◆ **Task brief**
Write every record out again exactly as given.

-*-*-

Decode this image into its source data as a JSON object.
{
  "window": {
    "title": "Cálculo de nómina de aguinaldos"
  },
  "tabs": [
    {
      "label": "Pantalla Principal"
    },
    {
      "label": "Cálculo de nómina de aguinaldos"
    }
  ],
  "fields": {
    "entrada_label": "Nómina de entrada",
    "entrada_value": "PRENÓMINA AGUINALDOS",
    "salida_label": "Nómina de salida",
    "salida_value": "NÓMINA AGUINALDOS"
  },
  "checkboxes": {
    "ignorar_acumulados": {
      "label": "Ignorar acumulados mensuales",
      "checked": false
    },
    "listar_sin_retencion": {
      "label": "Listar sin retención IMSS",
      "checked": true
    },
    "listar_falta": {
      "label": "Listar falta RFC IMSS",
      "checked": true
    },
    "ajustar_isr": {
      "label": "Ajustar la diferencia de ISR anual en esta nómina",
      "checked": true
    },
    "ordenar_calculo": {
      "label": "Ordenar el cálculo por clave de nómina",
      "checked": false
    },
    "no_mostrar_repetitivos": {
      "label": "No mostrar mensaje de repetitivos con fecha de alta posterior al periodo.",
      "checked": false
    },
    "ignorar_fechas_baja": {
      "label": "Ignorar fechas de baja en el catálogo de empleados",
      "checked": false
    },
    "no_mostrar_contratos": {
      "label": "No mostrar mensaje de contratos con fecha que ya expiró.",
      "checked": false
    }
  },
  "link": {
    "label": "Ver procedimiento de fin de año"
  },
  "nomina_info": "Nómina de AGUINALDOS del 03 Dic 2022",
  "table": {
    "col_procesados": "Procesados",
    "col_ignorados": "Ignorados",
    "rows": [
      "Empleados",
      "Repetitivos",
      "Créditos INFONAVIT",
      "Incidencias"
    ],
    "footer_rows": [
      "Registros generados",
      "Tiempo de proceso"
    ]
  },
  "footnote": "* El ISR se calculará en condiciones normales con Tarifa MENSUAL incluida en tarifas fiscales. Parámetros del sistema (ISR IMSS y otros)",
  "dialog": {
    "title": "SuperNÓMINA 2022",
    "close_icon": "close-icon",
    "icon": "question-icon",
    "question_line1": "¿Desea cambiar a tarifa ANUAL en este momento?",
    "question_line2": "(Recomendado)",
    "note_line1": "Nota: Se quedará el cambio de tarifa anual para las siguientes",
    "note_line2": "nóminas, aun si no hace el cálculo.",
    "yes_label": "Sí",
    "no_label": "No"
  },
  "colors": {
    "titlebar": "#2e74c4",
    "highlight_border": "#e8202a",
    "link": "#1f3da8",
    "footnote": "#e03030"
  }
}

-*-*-

◆ **Output of the exercise**
Decode this image into its source data as a JSON object.
{
  "window": {
    "title": "Cálculo de nómina de aguinaldos"
  },
  "tabs": [
    {
      "label": "Pantalla Principal"
    },
    {
      "label": "Cálculo de nómina de aguinaldos"
    }
  ],
  "fields": {
    "entrada_label": "Nómina de entrada",
    "entrada_value": "PRENÓMINA AGUINALDOS",
    "salida_label": "Nómina de salida",
    "salida_value": "NÓMINA AGUINALDOS"
  },
  "checkboxes": {
    "ignorar_acumulados": {
      "label": "Ignorar acumulados mensuales",
      "checked": false
    },
    "listar_sin_retencion": {
      "label": "Listar sin retención IMSS",
      "checked": true
    },
    "listar_falta": {
      "label": "Listar falta RFC IMSS",
      "checked": true
    },
    "ajustar_isr": {
      "label": "Ajustar la diferencia de ISR anual en esta nómina",
      "checked": true
    },
    "ordenar_calculo": {
      "label": "Ordenar el cálculo por clave de nómina",
      "checked": false
    },
    "no_mostrar_repetitivos": {
      "label": "No mostrar mensaje de repetitivos con fecha de alta posterior al periodo.",
      "checked": false
    },
    "ignorar_fechas_baja": {
      "label": "Ignorar fechas de baja en el catálogo de empleados",
      "checked": false
    },
    "no_mostrar_contratos": {
      "label": "No mostrar mensaje de contratos con fecha que ya expiró.",
      "checked": false
    }
  },
  "link": {
    "label": "Ver procedimiento de fin de año"
  },
  "nomina_info": "Nómina de AGUINALDOS del 03 Dic 2022",
  "table": {
    "col_procesados": "Procesados",
    "col_ignorados": "Ignorados",
    "rows": [
      "Empleados",
      "Repetitivos",
      "Créditos INFONAVIT",
      "Incidencias"
    ],
    "footer_rows": [
      "Registros generados",
      "Tiempo de proceso"
    ]
  },
  "footnote": "* El ISR se calculará en condiciones normales con Tarifa MENSUAL incluida en tarifas fiscales. Parámetros del sistema (ISR IMSS y otros)",
  "dialog": {
    "title": "SuperNÓMINA 2022",
    "close_icon": "close-icon",
    "icon": "question-icon",
    "question_line1": "¿Desea cambiar a tarifa ANUAL en este momento?",
    "question_line2": "(Recomendado)",
    "note_line1": "Nota: Se quedará el cambio de tarifa anual para las siguientes",
    "note_line2": "nóminas, aun si no hace el cálculo.",
    "yes_label": "Sí",
    "no_label": "No"
  },
  "colors": {
    "titlebar": "#2e74c4",
    "highlight_border": "#e8202a",
    "link": "#1f3da8",
    "footnote": "#e03030"
  }
}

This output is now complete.